(Component data from apps and pages)
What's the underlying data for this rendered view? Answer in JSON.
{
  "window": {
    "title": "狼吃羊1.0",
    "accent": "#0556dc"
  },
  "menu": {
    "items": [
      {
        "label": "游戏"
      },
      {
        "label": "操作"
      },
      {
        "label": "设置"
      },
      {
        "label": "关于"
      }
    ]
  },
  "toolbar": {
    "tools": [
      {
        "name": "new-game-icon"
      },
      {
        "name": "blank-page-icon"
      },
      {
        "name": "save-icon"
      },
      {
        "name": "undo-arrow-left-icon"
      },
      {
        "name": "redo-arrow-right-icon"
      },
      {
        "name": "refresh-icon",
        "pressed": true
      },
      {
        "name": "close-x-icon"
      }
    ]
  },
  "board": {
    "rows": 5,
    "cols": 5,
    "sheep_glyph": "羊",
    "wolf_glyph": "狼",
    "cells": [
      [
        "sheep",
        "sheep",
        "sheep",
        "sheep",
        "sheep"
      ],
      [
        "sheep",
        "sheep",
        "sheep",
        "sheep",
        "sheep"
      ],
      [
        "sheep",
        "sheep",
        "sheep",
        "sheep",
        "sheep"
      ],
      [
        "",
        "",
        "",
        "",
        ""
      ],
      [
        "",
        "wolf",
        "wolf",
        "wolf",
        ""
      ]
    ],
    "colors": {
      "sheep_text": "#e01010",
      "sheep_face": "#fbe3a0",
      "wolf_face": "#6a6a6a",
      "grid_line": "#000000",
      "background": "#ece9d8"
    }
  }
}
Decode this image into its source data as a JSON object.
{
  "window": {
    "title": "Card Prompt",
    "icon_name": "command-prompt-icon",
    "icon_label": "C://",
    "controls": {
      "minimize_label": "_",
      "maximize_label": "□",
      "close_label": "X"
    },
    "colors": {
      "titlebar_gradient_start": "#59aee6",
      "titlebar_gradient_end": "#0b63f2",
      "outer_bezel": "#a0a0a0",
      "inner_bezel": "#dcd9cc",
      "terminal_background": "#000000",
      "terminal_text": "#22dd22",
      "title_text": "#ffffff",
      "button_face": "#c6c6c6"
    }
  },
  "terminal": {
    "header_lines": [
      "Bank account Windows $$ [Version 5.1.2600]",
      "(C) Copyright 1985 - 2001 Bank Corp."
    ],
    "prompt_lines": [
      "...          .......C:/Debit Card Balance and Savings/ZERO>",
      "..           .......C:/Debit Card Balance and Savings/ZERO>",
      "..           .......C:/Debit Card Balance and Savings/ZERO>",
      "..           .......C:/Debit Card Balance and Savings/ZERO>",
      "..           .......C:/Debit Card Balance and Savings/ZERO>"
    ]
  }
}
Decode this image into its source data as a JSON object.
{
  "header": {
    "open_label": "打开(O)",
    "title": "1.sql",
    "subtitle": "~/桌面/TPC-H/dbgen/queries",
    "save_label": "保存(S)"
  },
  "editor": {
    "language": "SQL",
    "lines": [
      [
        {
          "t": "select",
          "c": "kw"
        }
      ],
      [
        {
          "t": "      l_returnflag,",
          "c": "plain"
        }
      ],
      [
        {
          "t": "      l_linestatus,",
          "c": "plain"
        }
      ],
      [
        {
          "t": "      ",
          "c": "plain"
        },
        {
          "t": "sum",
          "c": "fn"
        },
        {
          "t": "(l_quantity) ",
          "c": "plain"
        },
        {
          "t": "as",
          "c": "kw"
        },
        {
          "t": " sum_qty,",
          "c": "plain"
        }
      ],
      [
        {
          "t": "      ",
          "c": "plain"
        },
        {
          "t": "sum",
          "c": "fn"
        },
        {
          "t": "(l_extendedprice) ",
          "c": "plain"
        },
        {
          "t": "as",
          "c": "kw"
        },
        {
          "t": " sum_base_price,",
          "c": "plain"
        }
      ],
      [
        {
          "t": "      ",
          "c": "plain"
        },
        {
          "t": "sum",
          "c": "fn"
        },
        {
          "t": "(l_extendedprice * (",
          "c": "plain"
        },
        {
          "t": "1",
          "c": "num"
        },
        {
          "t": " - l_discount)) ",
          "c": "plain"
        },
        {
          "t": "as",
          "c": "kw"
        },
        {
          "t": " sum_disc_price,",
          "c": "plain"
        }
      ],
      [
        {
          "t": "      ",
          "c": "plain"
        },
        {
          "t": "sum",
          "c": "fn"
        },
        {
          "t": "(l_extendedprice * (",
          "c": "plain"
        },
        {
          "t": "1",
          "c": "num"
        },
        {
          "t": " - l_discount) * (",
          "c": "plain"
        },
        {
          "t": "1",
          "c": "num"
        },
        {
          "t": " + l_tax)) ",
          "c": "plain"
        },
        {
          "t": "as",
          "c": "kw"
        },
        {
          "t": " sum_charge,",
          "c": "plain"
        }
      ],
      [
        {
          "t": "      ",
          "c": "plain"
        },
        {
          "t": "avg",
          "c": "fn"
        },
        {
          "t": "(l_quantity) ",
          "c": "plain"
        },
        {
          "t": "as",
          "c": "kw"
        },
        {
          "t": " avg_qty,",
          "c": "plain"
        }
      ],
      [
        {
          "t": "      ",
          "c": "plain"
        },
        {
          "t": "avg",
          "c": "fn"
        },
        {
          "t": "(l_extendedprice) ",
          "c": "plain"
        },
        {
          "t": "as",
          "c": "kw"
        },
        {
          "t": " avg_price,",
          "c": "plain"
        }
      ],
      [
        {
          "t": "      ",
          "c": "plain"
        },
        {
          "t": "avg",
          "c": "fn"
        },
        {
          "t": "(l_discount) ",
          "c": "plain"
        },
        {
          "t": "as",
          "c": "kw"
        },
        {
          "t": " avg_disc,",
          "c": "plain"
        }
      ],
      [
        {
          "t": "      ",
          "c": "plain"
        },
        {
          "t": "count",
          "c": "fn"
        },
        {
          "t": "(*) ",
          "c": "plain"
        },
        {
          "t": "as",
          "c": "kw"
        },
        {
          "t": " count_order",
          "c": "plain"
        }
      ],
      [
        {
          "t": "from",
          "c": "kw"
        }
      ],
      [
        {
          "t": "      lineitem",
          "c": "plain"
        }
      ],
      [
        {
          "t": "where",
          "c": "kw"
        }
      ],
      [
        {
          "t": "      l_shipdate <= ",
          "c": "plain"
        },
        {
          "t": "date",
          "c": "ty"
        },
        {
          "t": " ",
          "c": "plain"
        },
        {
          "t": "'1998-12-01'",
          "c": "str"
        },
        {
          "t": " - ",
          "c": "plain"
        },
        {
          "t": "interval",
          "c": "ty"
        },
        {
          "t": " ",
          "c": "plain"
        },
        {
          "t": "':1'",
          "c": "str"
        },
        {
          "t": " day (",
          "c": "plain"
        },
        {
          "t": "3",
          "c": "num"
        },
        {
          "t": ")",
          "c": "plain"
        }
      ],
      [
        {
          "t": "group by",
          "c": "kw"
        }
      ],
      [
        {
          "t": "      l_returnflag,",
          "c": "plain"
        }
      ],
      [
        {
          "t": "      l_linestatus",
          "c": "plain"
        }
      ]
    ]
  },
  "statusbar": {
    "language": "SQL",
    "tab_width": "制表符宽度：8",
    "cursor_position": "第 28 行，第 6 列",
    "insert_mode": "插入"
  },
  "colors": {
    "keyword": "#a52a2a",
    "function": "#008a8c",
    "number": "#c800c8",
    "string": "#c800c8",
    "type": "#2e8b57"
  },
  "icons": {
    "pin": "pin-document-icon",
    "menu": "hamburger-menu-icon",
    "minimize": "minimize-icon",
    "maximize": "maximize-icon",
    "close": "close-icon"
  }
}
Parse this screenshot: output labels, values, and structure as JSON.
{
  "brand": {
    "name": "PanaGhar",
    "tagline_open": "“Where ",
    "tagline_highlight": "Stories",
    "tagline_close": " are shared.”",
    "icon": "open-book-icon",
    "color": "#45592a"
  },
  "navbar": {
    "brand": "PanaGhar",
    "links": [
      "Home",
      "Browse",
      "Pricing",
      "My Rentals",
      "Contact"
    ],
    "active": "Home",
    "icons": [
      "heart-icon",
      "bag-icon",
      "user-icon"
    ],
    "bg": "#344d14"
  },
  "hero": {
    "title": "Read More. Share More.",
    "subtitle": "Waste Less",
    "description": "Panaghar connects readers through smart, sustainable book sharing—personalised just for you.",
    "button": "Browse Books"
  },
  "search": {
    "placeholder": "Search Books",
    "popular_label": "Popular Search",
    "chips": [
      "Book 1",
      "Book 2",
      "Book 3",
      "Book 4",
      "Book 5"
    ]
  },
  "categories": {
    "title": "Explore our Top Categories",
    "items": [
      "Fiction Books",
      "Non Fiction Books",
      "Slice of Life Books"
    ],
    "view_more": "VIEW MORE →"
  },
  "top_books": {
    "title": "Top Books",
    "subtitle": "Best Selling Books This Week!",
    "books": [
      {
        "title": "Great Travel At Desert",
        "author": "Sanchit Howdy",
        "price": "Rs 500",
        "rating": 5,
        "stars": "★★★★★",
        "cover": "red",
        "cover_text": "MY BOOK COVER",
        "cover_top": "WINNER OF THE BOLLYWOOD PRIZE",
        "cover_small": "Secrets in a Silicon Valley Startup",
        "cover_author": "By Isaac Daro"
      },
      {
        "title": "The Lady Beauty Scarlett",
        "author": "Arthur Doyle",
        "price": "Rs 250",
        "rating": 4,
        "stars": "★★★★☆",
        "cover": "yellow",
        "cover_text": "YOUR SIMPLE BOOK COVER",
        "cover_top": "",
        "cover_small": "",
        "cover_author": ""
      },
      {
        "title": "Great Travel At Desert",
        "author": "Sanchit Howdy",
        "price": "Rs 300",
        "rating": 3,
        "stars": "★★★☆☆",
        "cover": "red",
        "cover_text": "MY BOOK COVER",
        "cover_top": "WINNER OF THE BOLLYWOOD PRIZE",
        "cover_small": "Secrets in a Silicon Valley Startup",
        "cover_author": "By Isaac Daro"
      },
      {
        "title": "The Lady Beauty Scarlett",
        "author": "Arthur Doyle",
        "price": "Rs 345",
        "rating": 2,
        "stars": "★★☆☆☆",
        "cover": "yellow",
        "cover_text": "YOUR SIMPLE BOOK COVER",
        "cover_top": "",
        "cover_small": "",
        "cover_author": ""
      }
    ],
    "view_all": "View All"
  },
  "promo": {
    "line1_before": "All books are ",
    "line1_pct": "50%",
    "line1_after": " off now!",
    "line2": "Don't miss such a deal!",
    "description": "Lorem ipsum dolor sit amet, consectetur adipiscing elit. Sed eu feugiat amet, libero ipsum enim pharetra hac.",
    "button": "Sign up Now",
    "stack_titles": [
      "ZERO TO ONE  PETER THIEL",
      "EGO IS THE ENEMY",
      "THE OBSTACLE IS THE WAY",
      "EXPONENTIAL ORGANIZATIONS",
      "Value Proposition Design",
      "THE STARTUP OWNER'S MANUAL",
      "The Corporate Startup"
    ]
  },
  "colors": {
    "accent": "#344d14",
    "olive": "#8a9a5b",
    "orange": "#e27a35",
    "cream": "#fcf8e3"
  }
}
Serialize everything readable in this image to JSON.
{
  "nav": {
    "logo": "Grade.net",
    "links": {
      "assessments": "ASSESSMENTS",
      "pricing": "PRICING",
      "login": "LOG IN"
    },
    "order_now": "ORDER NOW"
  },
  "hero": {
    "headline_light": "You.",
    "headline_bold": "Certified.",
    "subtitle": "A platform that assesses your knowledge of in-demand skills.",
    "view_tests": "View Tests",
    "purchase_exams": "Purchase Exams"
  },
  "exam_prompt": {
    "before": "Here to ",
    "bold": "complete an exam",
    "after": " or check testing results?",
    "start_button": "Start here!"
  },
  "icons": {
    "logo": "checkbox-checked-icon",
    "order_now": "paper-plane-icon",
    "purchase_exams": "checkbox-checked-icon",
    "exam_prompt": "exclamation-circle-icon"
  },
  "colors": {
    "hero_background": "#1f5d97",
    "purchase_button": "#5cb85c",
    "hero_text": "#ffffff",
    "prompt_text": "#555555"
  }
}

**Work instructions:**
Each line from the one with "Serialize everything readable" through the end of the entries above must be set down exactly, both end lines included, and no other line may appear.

**Finished task:**
Serialize everything readable in this image to JSON.
{
  "nav": {
    "logo": "Grade.net",
    "links": {
      "assessments": "ASSESSMENTS",
      "pricing": "PRICING",
      "login": "LOG IN"
    },
    "order_now": "ORDER NOW"
  },
  "hero": {
    "headline_light": "You.",
    "headline_bold": "Certified.",
    "subtitle": "A platform that assesses your knowledge of in-demand skills.",
    "view_tests": "View Tests",
    "purchase_exams": "Purchase Exams"
  },
  "exam_prompt": {
    "before": "Here to ",
    "bold": "complete an exam",
    "after": " or check testing results?",
    "start_button": "Start here!"
  },
  "icons": {
    "logo": "checkbox-checked-icon",
    "order_now": "paper-plane-icon",
    "purchase_exams": "checkbox-checked-icon",
    "exam_prompt": "exclamation-circle-icon"
  },
  "colors": {
    "hero_background": "#1f5d97",
    "purchase_button": "#5cb85c",
    "hero_text": "#ffffff",
    "prompt_text": "#555555"
  }
}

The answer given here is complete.